Leighton v. Forster

Since a non-contingent contract for attorney fees between a lawyer and client must be in writing and signed by both parties in order to be enforceable, agreement which client never executed was not enforceable, and the statute of limitations had already passed on a quantum meruit action by the lawyer.  Under B&P Code 6148, a…

Jacobs v. Locatelli

Neither the statute of frauds nor the parol evidence rule precluded a real estate broker’s suit for her commission, as she could rely on extrinsic evidence to show that the one owner who signed her listing agreement did so as agent for the other owners.  The trial court erred in dismissing this suit by a…

Rincon EV Realty LLC v. CP III Rincon Towers, Inc.

A contractual jury trial waiver is unenforceable in California state court despite the contract’s choice of New York law which allows such waivers.  California’s interest in fair procedure, as embodied in its state constitutional right to a jury trial, is a fundamental policy of California which overrides the parties’ contract provision waiving the right to…

Western Surety Co. v. La Cumbre Office Partners, LLC

Since plaintiff lacked actual knowledge of limitations on his authority, the signature by the manager of a limited liability company that was itself the manager of a second limited liability company was sufficient to bind the latter company to a contract. Under Corp. Code 17703.01(d), a contract signed by two managers of a limited liability…

Norcia v. Samsung Telecommunications America LLC

Since California law treats silence as non-acceptance of a contract offer, a consumer did not agree to arbitrate disputes with Samsung by failing to respond to an arbitration clause that was included in a warranty and product information booklet packaged with a Galaxy cellphone which the customer received after signing a Verizon subscription agreement.  Finding…

Pure Water, Inc. v. City of Prescott

Plaintiff company and defendant city entered into an agreement that plaintiff’s effluent would meet certain fluoride concentration levels; subsequently, when the city passed stricter environmental regulations in order to comply with new state laws, the company’s remedy was a breach of contract lawsuit, not a claim under the US Constitution’s contracts clause.  Prescott entered into…

Alki Partners v. DB Fund Services, LLC

A contract’s indemnity clause requiring plaintiff to indemnify defendant against all claims resulting from defendant’s performance of the contract applied only to claims by third parties—and not to claims asserted by one contracting party against the other, since there was no explicit language indicating the parties intended to agree to fee-shifting in that manner.  A…

United States Postal Service v. Ester

The current lessor/owners of a post office could not invoke imperfections in service of renewal notices as a means of avoiding the contractually-mandated sale of the property to the lessee (the US Postal Service) at the below-current-market price set in the lease.  USPS entered into a 20 year lease with four renewal options and a…

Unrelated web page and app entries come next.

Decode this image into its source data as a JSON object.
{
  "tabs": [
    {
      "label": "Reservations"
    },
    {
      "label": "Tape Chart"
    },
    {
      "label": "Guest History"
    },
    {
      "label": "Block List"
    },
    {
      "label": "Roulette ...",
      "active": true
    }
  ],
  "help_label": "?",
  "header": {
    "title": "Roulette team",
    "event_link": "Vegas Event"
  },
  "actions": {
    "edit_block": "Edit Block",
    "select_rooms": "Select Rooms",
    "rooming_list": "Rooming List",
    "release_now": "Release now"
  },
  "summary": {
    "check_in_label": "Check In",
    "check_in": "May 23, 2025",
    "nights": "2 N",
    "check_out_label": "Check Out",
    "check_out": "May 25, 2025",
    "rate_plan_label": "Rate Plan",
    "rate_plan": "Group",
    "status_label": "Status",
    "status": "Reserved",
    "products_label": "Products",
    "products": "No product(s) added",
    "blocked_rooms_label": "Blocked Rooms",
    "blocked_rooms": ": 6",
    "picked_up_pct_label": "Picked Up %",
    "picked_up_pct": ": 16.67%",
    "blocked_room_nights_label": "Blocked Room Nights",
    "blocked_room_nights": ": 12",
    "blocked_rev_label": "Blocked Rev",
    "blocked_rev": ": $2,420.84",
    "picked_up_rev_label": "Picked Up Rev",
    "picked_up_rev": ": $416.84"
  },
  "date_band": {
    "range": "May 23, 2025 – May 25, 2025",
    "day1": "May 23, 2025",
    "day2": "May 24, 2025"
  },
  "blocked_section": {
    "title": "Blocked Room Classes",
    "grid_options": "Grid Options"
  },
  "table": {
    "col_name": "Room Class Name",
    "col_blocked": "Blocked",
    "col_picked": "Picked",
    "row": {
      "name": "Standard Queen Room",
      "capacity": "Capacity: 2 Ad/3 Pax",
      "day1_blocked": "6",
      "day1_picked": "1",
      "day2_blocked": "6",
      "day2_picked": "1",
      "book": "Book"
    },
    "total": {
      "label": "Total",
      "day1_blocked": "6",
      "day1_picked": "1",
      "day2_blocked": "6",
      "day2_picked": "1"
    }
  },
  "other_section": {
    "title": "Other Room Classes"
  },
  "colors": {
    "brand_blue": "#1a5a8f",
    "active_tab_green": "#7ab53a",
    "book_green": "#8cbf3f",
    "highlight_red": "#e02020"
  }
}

Aluma Systems Concrete Construction of California v. Nibbi Bros., Inc.

In seeking indemnity under an express contractual indemnity clause, an indemnitee is not limited to either the pleadings or proof the claimant presented in the underlying negligence action.  Just as an indemnitee is not limited by a claimant’s proof in the underlying action, so too the indemnitee is not limited by the claimant’s pleadings in…

Rancho Mirage Country Club Homeowners Association v. Hazelbaker

In dispute between HOA and homeowner over improvements to homeowner’s patio, HOA prevailed and was therefore entitled to mandatory fee award under Civ. Code 5975(c), but only for portion of attorney’s fees incurred after the homeowner failed to complete agreed changes within the 60 days allowed under the parties’ settlement agreement.  After homeowners made improvements…

Caltex Plastics, Inc. v. Lockheed Martin Corp.

Even though a federal defense contract required use of boxes only plaintiff made, plaintiff was not a third party beneficiary of the contract because neither contracting party intended to grant plaintiff enforceable rights under the contract.  Because of the uniquely large federal interest in government contracts with defense manufacturers and because that interest conflicts with…

Vanacore & Associates, Inc. v. Rosenfeld

A contract for a fee for alerting an owner to escheatable property is void as against public policy if entered into between the time a holder reports escheated property to the state and the date the holder transfers that property to the state.  Under CCP 1582, a contract providing for a 10% finder’s fee to…